"It was much harder to be a UK player's father than a UK player," Terry Mills said. "As a player, you really don't have time to think about things around you. You just play.
"As a father, your child means so much to you, the games really matter to you. But you have no control at all. You just sit there. It's a great experience, but it's tough on the nerves, too."
In any inter-generational debate over who had the more significant Kentucky career, both Terry and Cameron have ammunition.
Though he played in an era of freshman ineligibility, Terry Mills had 424 career points at UK. Cameron was eligible four years, but had 365 career points.
On the other hand, Cameron Mills had a 31-point game against Florida (in a UK loss) during his senior year. He does have two national championships on his playing resume
"I think Cameron was the better shooter," Terry Mills said. "If he'd gotten to play more earlier in his career, I think he'd have outscored me."
Actually, Terry says Collier Mills might have ended up the best player in the family by the time his Transy career ended.
"He was a late bloomer, was 5-10 his freshman year at Dunbar," Terry Mills says. "By his senior year of high school, he was 6-6 but physically immature.
"Well, he was 6-8 and filled out his last two years at Transy. He could have played at a lot of high-level Division I schools by then. He just developed late."
Today, Terry Mills is active at 60. After a long career selling insurance, Mills has taken his skills in a new direction working as a salesman for a local Lexus dealership.

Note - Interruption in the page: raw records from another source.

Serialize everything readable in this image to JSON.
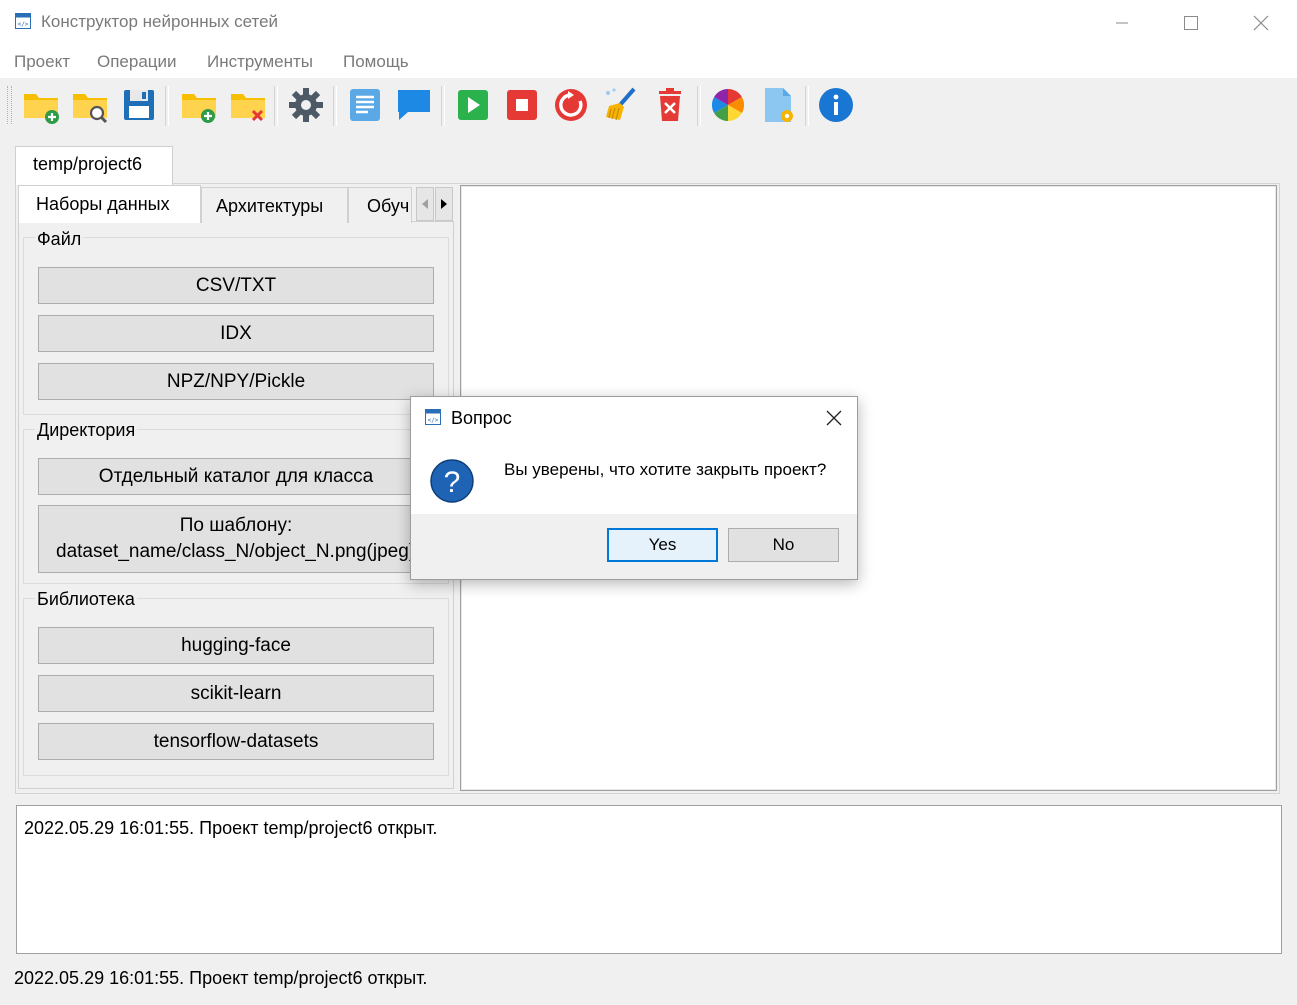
{
  "window": {
    "title": "Конструктор нейронных сетей"
  },
  "menu": [
    "Проект",
    "Операции",
    "Инструменты",
    "Помощь"
  ],
  "toolbar": [
    {
      "icon": "new-folder-add-icon"
    },
    {
      "icon": "folder-search-icon"
    },
    {
      "icon": "save-disk-icon"
    },
    {
      "icon": "folder-add-icon"
    },
    {
      "icon": "folder-delete-icon"
    },
    {
      "icon": "gear-icon"
    },
    {
      "icon": "text-document-icon"
    },
    {
      "icon": "chat-bubble-icon"
    },
    {
      "icon": "play-icon"
    },
    {
      "icon": "stop-icon"
    },
    {
      "icon": "restart-icon"
    },
    {
      "icon": "clean-broom-icon"
    },
    {
      "icon": "trash-delete-icon"
    },
    {
      "icon": "color-wheel-icon"
    },
    {
      "icon": "document-settings-icon"
    },
    {
      "icon": "info-icon"
    }
  ],
  "project_tab": "temp/project6",
  "inner_tabs": [
    "Наборы данных",
    "Архитектуры",
    "Обуч"
  ],
  "groups": {
    "file": {
      "title": "Файл",
      "buttons": [
        "CSV/TXT",
        "IDX",
        "NPZ/NPY/Pickle"
      ]
    },
    "directory": {
      "title": "Директория",
      "buttons": [
        "Отдельный каталог для класса",
        "По шаблону:",
        "dataset_name/class_N/object_N.png(jpeg)"
      ]
    },
    "library": {
      "title": "Библиотека",
      "buttons": [
        "hugging-face",
        "scikit-learn",
        "tensorflow-datasets"
      ]
    }
  },
  "log": "2022.05.29 16:01:55. Проект temp/project6 открыт.",
  "status": "2022.05.29 16:01:55. Проект temp/project6 открыт.",
  "dialog": {
    "title": "Вопрос",
    "message": "Вы уверены, что хотите закрыть проект?",
    "yes": "Yes",
    "no": "No"
  },
  "colors": {
    "accent": "#0078d7",
    "folder": "#f6c000",
    "play": "#2bb24c",
    "stop": "#e53935",
    "info": "#1976d2"
  }
}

"It surprises me," Terry Mills says, "that even now I meet people that say, 'You were the Mills who played at UK.' It is nice at my age that some people do remember me as a player."
And not just as Terry Mills, the father of.